*** Opening Supplied material ***
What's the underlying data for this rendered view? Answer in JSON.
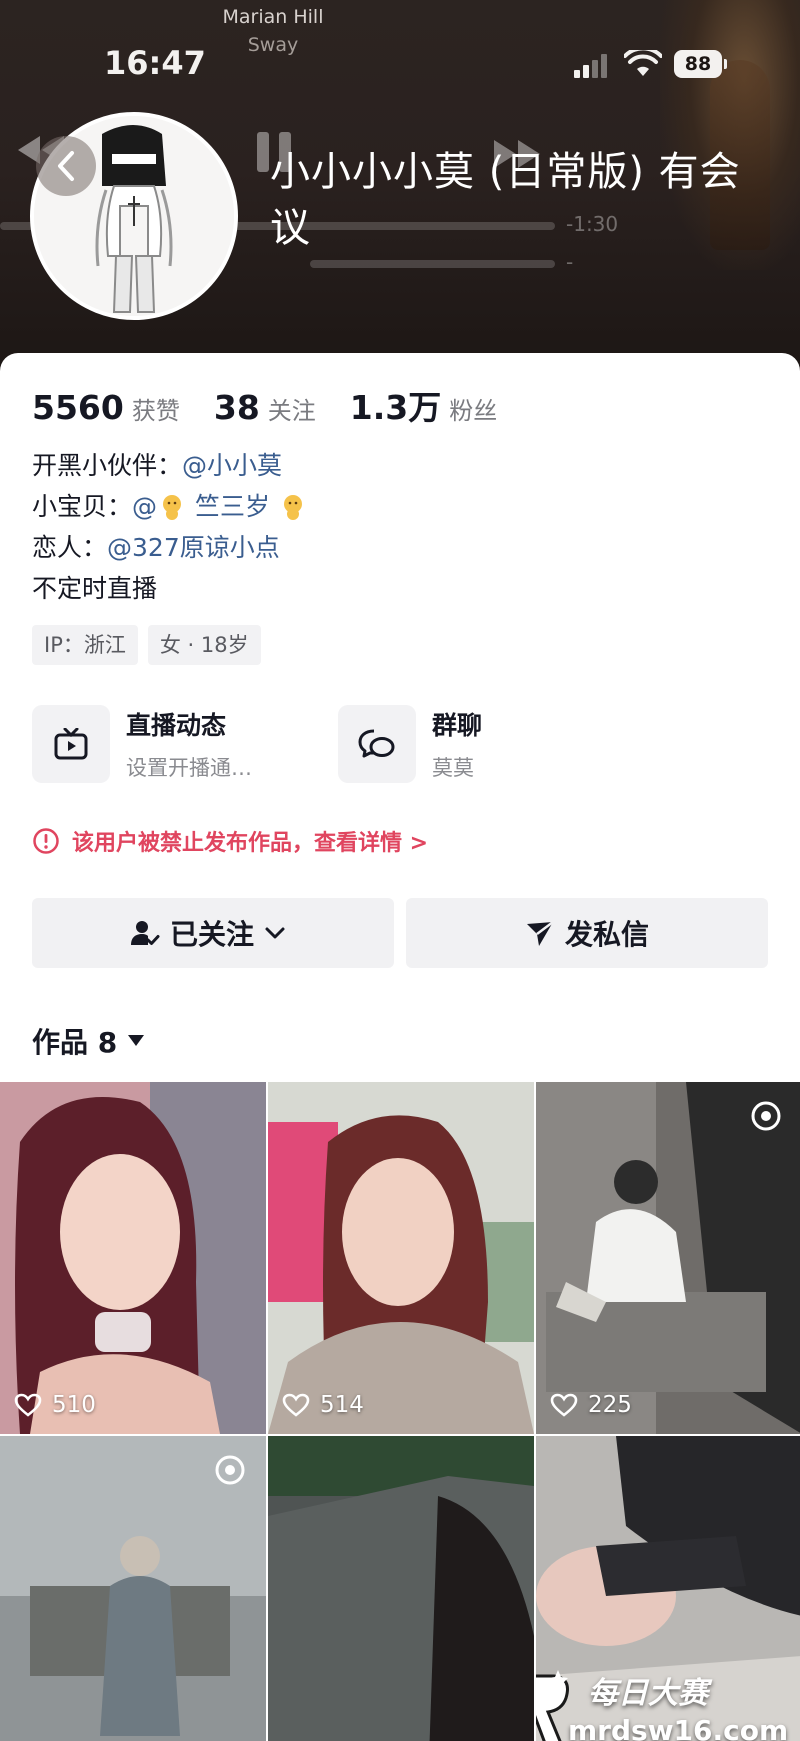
{
  "status_bar": {
    "time": "16:47",
    "battery": "88",
    "now_playing_title": "Marian Hill",
    "now_playing_artist": "Sway"
  },
  "player_overlay": {
    "time_remaining": "-1:30",
    "time_remaining_2": "-"
  },
  "profile": {
    "nickname": "小小小小莫 (日常版) 有会议"
  },
  "stats": {
    "likes_value": "5560",
    "likes_label": "获赞",
    "following_value": "38",
    "following_label": "关注",
    "followers_value": "1.3万",
    "followers_label": "粉丝"
  },
  "bio": {
    "line1_prefix": "开黑小伙伴：",
    "line1_mention": "@小小莫",
    "line2_prefix": "小宝贝：",
    "line2_mention_at": "@",
    "line2_mention_name": " 竺三岁 ",
    "line3_prefix": "恋人：",
    "line3_mention": "@327原谅小点",
    "line4": "不定时直播"
  },
  "tags": [
    "IP：浙江",
    "女 · 18岁"
  ],
  "features": {
    "live": {
      "title": "直播动态",
      "subtitle": "设置开播通…"
    },
    "group": {
      "title": "群聊",
      "subtitle": "莫莫"
    }
  },
  "warning": {
    "text": "该用户被禁止发布作品，查看详情 >"
  },
  "actions": {
    "following_label": "已关注",
    "message_label": "发私信"
  },
  "works": {
    "label": "作品 8",
    "items": [
      {
        "likes": "510"
      },
      {
        "likes": "514"
      },
      {
        "likes": "225"
      },
      {
        "likes": ""
      },
      {
        "likes": ""
      },
      {
        "likes": ""
      }
    ]
  },
  "watermark": {
    "title": "每日大赛",
    "url": "mrdsw16.com"
  },
  "colors": {
    "header_bg": "#2a211f",
    "warning_red": "#e0455f",
    "mention_blue": "#3a5d8f",
    "button_bg": "#f1f1f3"
  }
}
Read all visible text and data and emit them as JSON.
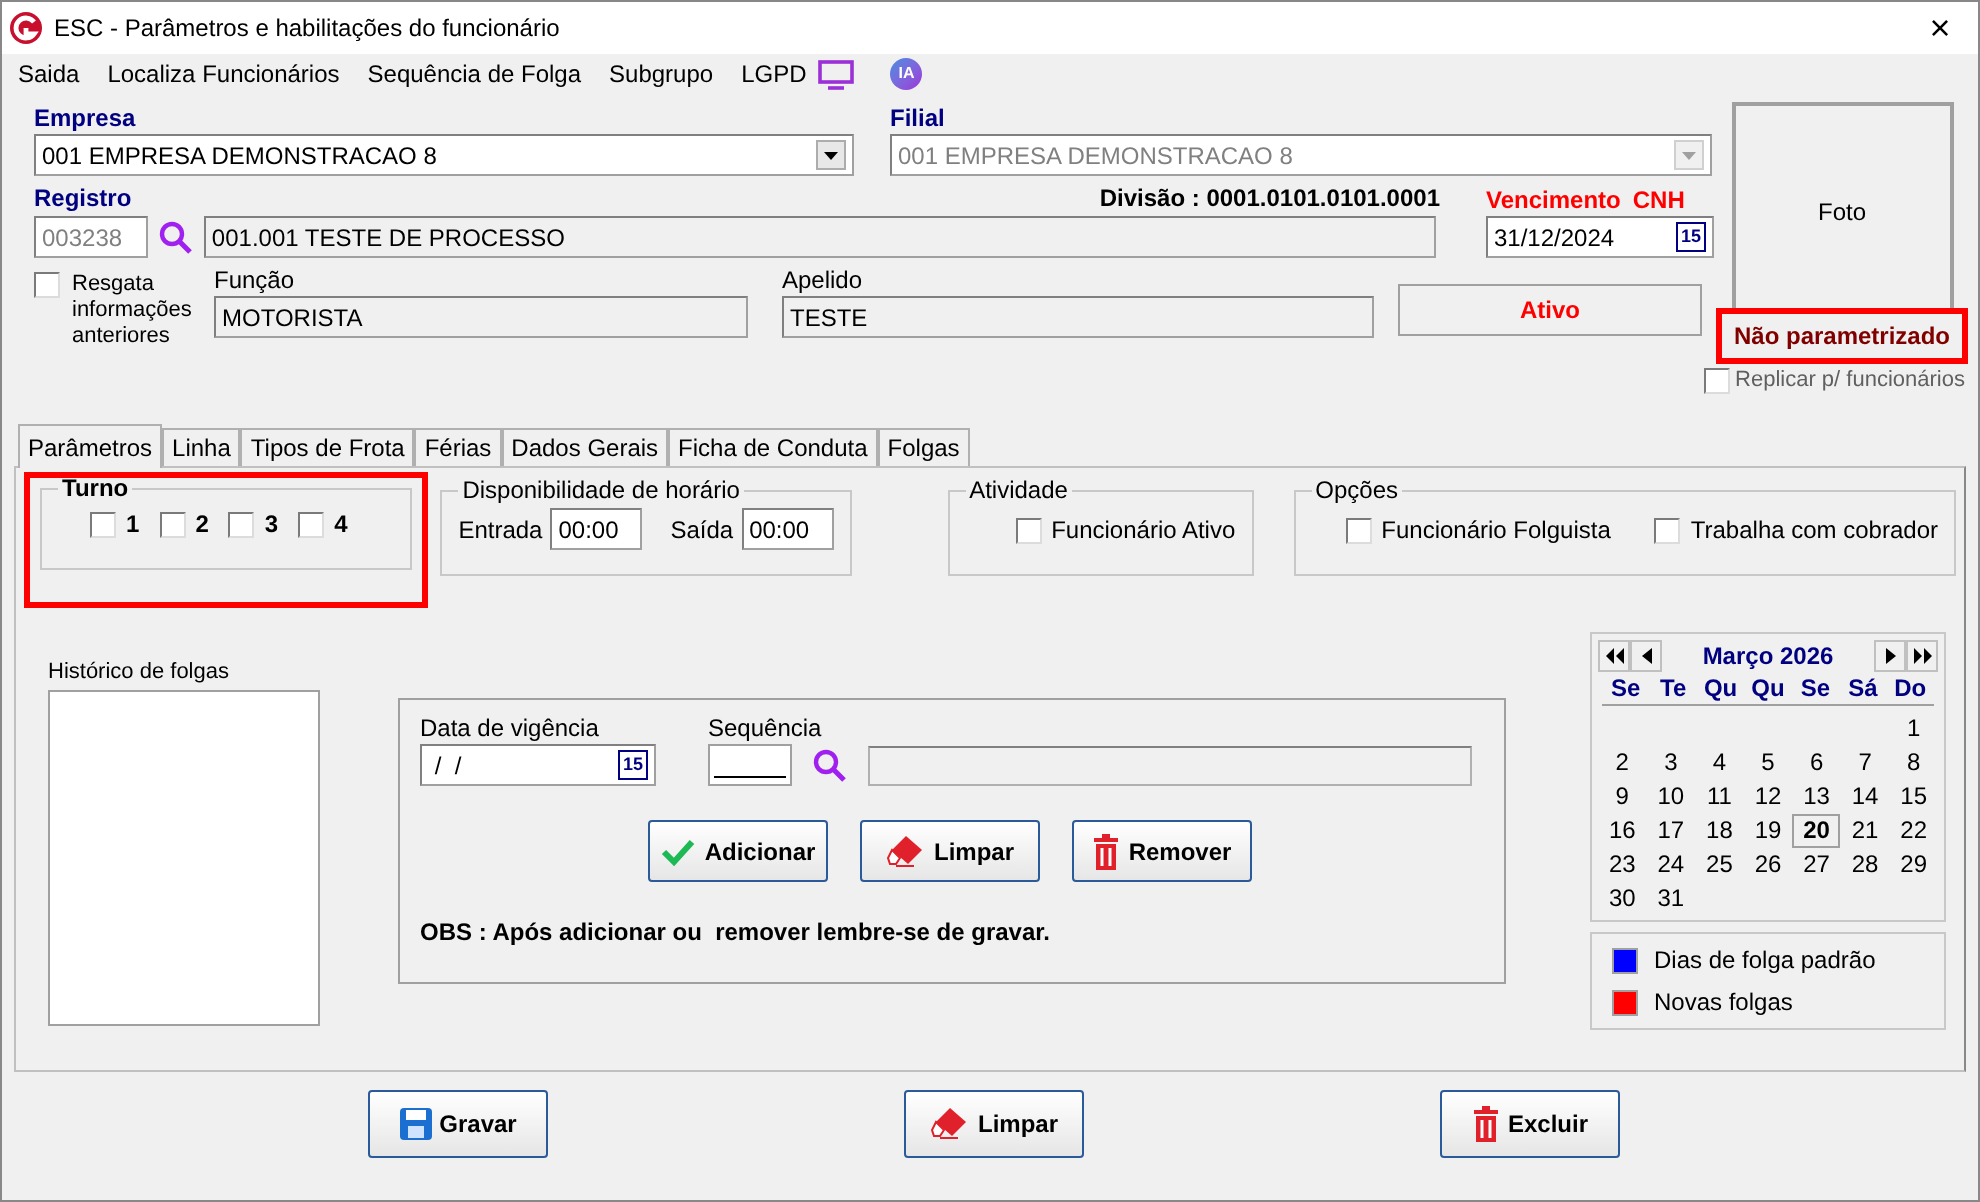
{
  "window": {
    "title": "ESC - Parâmetros e habilitações do funcionário",
    "close": "×"
  },
  "menu": [
    {
      "label": "Saida"
    },
    {
      "label": "Localiza Funcionários"
    },
    {
      "label": "Sequência de Folga"
    },
    {
      "label": "Subgrupo"
    },
    {
      "label": "LGPD"
    }
  ],
  "ia_badge": "IA",
  "header": {
    "empresa": {
      "label": "Empresa",
      "value": "001 EMPRESA DEMONSTRACAO 8"
    },
    "filial": {
      "label": "Filial",
      "value": "001 EMPRESA DEMONSTRACAO 8",
      "disabled": true
    },
    "registro": {
      "label": "Registro",
      "code": "003238",
      "name": "001.001 TESTE DE PROCESSO"
    },
    "divisao": "Divisão : 0001.0101.0101.0001",
    "vencimento": {
      "label": "Vencimento",
      "label_2": "CNH",
      "value": "31/12/2024",
      "picker": "15"
    },
    "resgata": {
      "label": "Resgata informações anteriores",
      "checked": false
    },
    "funcao": {
      "label": "Função",
      "value": "MOTORISTA"
    },
    "apelido": {
      "label": "Apelido",
      "value": "TESTE"
    },
    "status": "Ativo",
    "foto": "Foto",
    "parametrizacao": {
      "text": "Não parametrizado",
      "highlighted": true
    },
    "replicar": {
      "label": "Replicar p/ funcionários",
      "checked": false
    }
  },
  "tabs": [
    {
      "label": "Parâmetros",
      "selected": true
    },
    {
      "label": "Linha",
      "selected": false
    },
    {
      "label": "Tipos de Frota",
      "selected": false
    },
    {
      "label": "Férias",
      "selected": false
    },
    {
      "label": "Dados Gerais",
      "selected": false
    },
    {
      "label": "Ficha de Conduta",
      "selected": false
    },
    {
      "label": "Folgas",
      "selected": false
    }
  ],
  "turno": {
    "title": "Turno",
    "highlighted": true,
    "options": [
      {
        "label": "1",
        "checked": false
      },
      {
        "label": "2",
        "checked": false
      },
      {
        "label": "3",
        "checked": false
      },
      {
        "label": "4",
        "checked": false
      }
    ]
  },
  "disponibilidade": {
    "title": "Disponibilidade de horário",
    "entrada": {
      "label": "Entrada",
      "value": "00:00"
    },
    "saida": {
      "label": "Saída",
      "value": "00:00"
    }
  },
  "atividade": {
    "title": "Atividade",
    "options": [
      {
        "label": "Funcionário Ativo",
        "checked": false
      }
    ]
  },
  "opcoes": {
    "title": "Opções",
    "options": [
      {
        "label": "Funcionário Folguista",
        "checked": false
      },
      {
        "label": "Trabalha com cobrador",
        "checked": false
      }
    ]
  },
  "historico": {
    "label": "Histórico de folgas"
  },
  "vigencia": {
    "data": {
      "label": "Data de vigência",
      "value": " /  /",
      "picker": "15"
    },
    "sequencia": {
      "label": "Sequência"
    },
    "buttons": [
      {
        "label": "Adicionar",
        "kind": "add"
      },
      {
        "label": "Limpar",
        "kind": "clear"
      },
      {
        "label": "Remover",
        "kind": "remove"
      }
    ],
    "obs": "OBS : Após adicionar ou  remover lembre-se de gravar."
  },
  "calendar": {
    "month": "Março 2026",
    "weekdays": [
      "Se",
      "Te",
      "Qu",
      "Qu",
      "Se",
      "Sá",
      "Do"
    ],
    "weeks": [
      [
        {
          "day": "1",
          "selected": false
        }
      ],
      [
        {
          "day": "2",
          "selected": false
        },
        {
          "day": "3",
          "selected": false
        },
        {
          "day": "4",
          "selected": false
        },
        {
          "day": "5",
          "selected": false
        },
        {
          "day": "6",
          "selected": false
        },
        {
          "day": "7",
          "selected": false
        },
        {
          "day": "8",
          "selected": false
        }
      ],
      [
        {
          "day": "9",
          "selected": false
        },
        {
          "day": "10",
          "selected": false
        },
        {
          "day": "11",
          "selected": false
        },
        {
          "day": "12",
          "selected": false
        },
        {
          "day": "13",
          "selected": false
        },
        {
          "day": "14",
          "selected": false
        },
        {
          "day": "15",
          "selected": false
        }
      ],
      [
        {
          "day": "16",
          "selected": false
        },
        {
          "day": "17",
          "selected": false
        },
        {
          "day": "18",
          "selected": false
        },
        {
          "day": "19",
          "selected": false
        },
        {
          "day": "20",
          "selected": true
        },
        {
          "day": "21",
          "selected": false
        },
        {
          "day": "22",
          "selected": false
        }
      ],
      [
        {
          "day": "23",
          "selected": false
        },
        {
          "day": "24",
          "selected": false
        },
        {
          "day": "25",
          "selected": false
        },
        {
          "day": "26",
          "selected": false
        },
        {
          "day": "27",
          "selected": false
        },
        {
          "day": "28",
          "selected": false
        },
        {
          "day": "29",
          "selected": false
        }
      ],
      [
        {
          "day": "30",
          "selected": false
        },
        {
          "day": "31",
          "selected": false
        }
      ]
    ],
    "legend": [
      {
        "label": "Dias de folga padrão",
        "color": "#0000ff"
      },
      {
        "label": "Novas folgas",
        "color": "#ff0000"
      }
    ]
  },
  "footer": [
    {
      "label": "Gravar",
      "kind": "save"
    },
    {
      "label": "Limpar",
      "kind": "clear"
    },
    {
      "label": "Excluir",
      "kind": "delete"
    }
  ]
}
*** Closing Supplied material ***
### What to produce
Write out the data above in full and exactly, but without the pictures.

### Task result
What's the underlying data for this rendered view? Answer in JSON.
{
  "status_bar": {
    "time": "16:47",
    "battery": "88",
    "now_playing_title": "Marian Hill",
    "now_playing_artist": "Sway"
  },
  "player_overlay": {
    "time_remaining": "-1:30",
    "time_remaining_2": "-"
  },
  "profile": {
    "nickname": "小小小小莫 (日常版) 有会议"
  },
  "stats": {
    "likes_value": "5560",
    "likes_label": "获赞",
    "following_value": "38",
    "following_label": "关注",
    "followers_value": "1.3万",
    "followers_label": "粉丝"
  },
  "bio": {
    "line1_prefix": "开黑小伙伴：",
    "line1_mention": "@小小莫",
    "line2_prefix": "小宝贝：",
    "line2_mention_at": "@",
    "line2_mention_name": " 竺三岁 ",
    "line3_prefix": "恋人：",
    "line3_mention": "@327原谅小点",
    "line4": "不定时直播"
  },
  "tags": [
    "IP：浙江",
    "女 · 18岁"
  ],
  "features": {
    "live": {
      "title": "直播动态",
      "subtitle": "设置开播通…"
    },
    "group": {
      "title": "群聊",
      "subtitle": "莫莫"
    }
  },
  "warning": {
    "text": "该用户被禁止发布作品，查看详情 >"
  },
  "actions": {
    "following_label": "已关注",
    "message_label": "发私信"
  },
  "works": {
    "label": "作品 8",
    "items": [
      {
        "likes": "510"
      },
      {
        "likes": "514"
      },
      {
        "likes": "225"
      },
      {
        "likes": ""
      },
      {
        "likes": ""
      },
      {
        "likes": ""
      }
    ]
  },
  "watermark": {
    "title": "每日大赛",
    "url": "mrdsw16.com"
  },
  "colors": {
    "header_bg": "#2a211f",
    "warning_red": "#e0455f",
    "mention_blue": "#3a5d8f",
    "button_bg": "#f1f1f3"
  }
}
Read all visible text and data and emit them as JSON.
{
  "window": {
    "title": "ESC - Parâmetros e habilitações do funcionário",
    "close": "×"
  },
  "menu": [
    {
      "label": "Saida"
    },
    {
      "label": "Localiza Funcionários"
    },
    {
      "label": "Sequência de Folga"
    },
    {
      "label": "Subgrupo"
    },
    {
      "label": "LGPD"
    }
  ],
  "ia_badge": "IA",
  "header": {
    "empresa": {
      "label": "Empresa",
      "value": "001 EMPRESA DEMONSTRACAO 8"
    },
    "filial": {
      "label": "Filial",
      "value": "001 EMPRESA DEMONSTRACAO 8",
      "disabled": true
    },
    "registro": {
      "label": "Registro",
      "code": "003238",
      "name": "001.001 TESTE DE PROCESSO"
    },
    "divisao": "Divisão : 0001.0101.0101.0001",
    "vencimento": {
      "label": "Vencimento",
      "label_2": "CNH",
      "value": "31/12/2024",
      "picker": "15"
    },
    "resgata": {
      "label": "Resgata informações anteriores",
      "checked": false
    },
    "funcao": {
      "label": "Função",
      "value": "MOTORISTA"
    },
    "apelido": {
      "label": "Apelido",
      "value": "TESTE"
    },
    "status": "Ativo",
    "foto": "Foto",
    "parametrizacao": {
      "text": "Não parametrizado",
      "highlighted": true
    },
    "replicar": {
      "label": "Replicar p/ funcionários",
      "checked": false
    }
  },
  "tabs": [
    {
      "label": "Parâmetros",
      "selected": true
    },
    {
      "label": "Linha",
      "selected": false
    },
    {
      "label": "Tipos de Frota",
      "selected": false
    },
    {
      "label": "Férias",
      "selected": false
    },
    {
      "label": "Dados Gerais",
      "selected": false
    },
    {
      "label": "Ficha de Conduta",
      "selected": false
    },
    {
      "label": "Folgas",
      "selected": false
    }
  ],
  "turno": {
    "title": "Turno",
    "highlighted": true,
    "options": [
      {
        "label": "1",
        "checked": false
      },
      {
        "label": "2",
        "checked": false
      },
      {
        "label": "3",
        "checked": false
      },
      {
        "label": "4",
        "checked": false
      }
    ]
  },
  "disponibilidade": {
    "title": "Disponibilidade de horário",
    "entrada": {
      "label": "Entrada",
      "value": "00:00"
    },
    "saida": {
      "label": "Saída",
      "value": "00:00"
    }
  },
  "atividade": {
    "title": "Atividade",
    "options": [
      {
        "label": "Funcionário Ativo",
        "checked": false
      }
    ]
  },
  "opcoes": {
    "title": "Opções",
    "options": [
      {
        "label": "Funcionário Folguista",
        "checked": false
      },
      {
        "label": "Trabalha com cobrador",
        "checked": false
      }
    ]
  },
  "historico": {
    "label": "Histórico de folgas"
  },
  "vigencia": {
    "data": {
      "label": "Data de vigência",
      "value": " /  /",
      "picker": "15"
    },
    "sequencia": {
      "label": "Sequência"
    },
    "buttons": [
      {
        "label": "Adicionar",
        "kind": "add"
      },
      {
        "label": "Limpar",
        "kind": "clear"
      },
      {
        "label": "Remover",
        "kind": "remove"
      }
    ],
    "obs": "OBS : Após adicionar ou  remover lembre-se de gravar."
  },
  "calendar": {
    "month": "Março 2026",
    "weekdays": [
      "Se",
      "Te",
      "Qu",
      "Qu",
      "Se",
      "Sá",
      "Do"
    ],
    "weeks": [
      [
        {
          "day": "1",
          "selected": false
        }
      ],
      [
        {
          "day": "2",
          "selected": false
        },
        {
          "day": "3",
          "selected": false
        },
        {
          "day": "4",
          "selected": false
        },
        {
          "day": "5",
          "selected": false
        },
        {
          "day": "6",
          "selected": false
        },
        {
          "day": "7",
          "selected": false
        },
        {
          "day": "8",
          "selected": false
        }
      ],
      [
        {
          "day": "9",
          "selected": false
        },
        {
          "day": "10",
          "selected": false
        },
        {
          "day": "11",
          "selected": false
        },
        {
          "day": "12",
          "selected": false
        },
        {
          "day": "13",
          "selected": false
        },
        {
          "day": "14",
          "selected": false
        },
        {
          "day": "15",
          "selected": false
        }
      ],
      [
        {
          "day": "16",
          "selected": false
        },
        {
          "day": "17",
          "selected": false
        },
        {
          "day": "18",
          "selected": false
        },
        {
          "day": "19",
          "selected": false
        },
        {
          "day": "20",
          "selected": true
        },
        {
          "day": "21",
          "selected": false
        },
        {
          "day": "22",
          "selected": false
        }
      ],
      [
        {
          "day": "23",
          "selected": false
        },
        {
          "day": "24",
          "selected": false
        },
        {
          "day": "25",
          "selected": false
        },
        {
          "day": "26",
          "selected": false
        },
        {
          "day": "27",
          "selected": false
        },
        {
          "day": "28",
          "selected": false
        },
        {
          "day": "29",
          "selected": false
        }
      ],
      [
        {
          "day": "30",
          "selected": false
        },
        {
          "day": "31",
          "selected": false
        }
      ]
    ],
    "legend": [
      {
        "label": "Dias de folga padrão",
        "color": "#0000ff"
      },
      {
        "label": "Novas folgas",
        "color": "#ff0000"
      }
    ]
  },
  "footer": [
    {
      "label": "Gravar",
      "kind": "save"
    },
    {
      "label": "Limpar",
      "kind": "clear"
    },
    {
      "label": "Excluir",
      "kind": "delete"
    }
  ]
}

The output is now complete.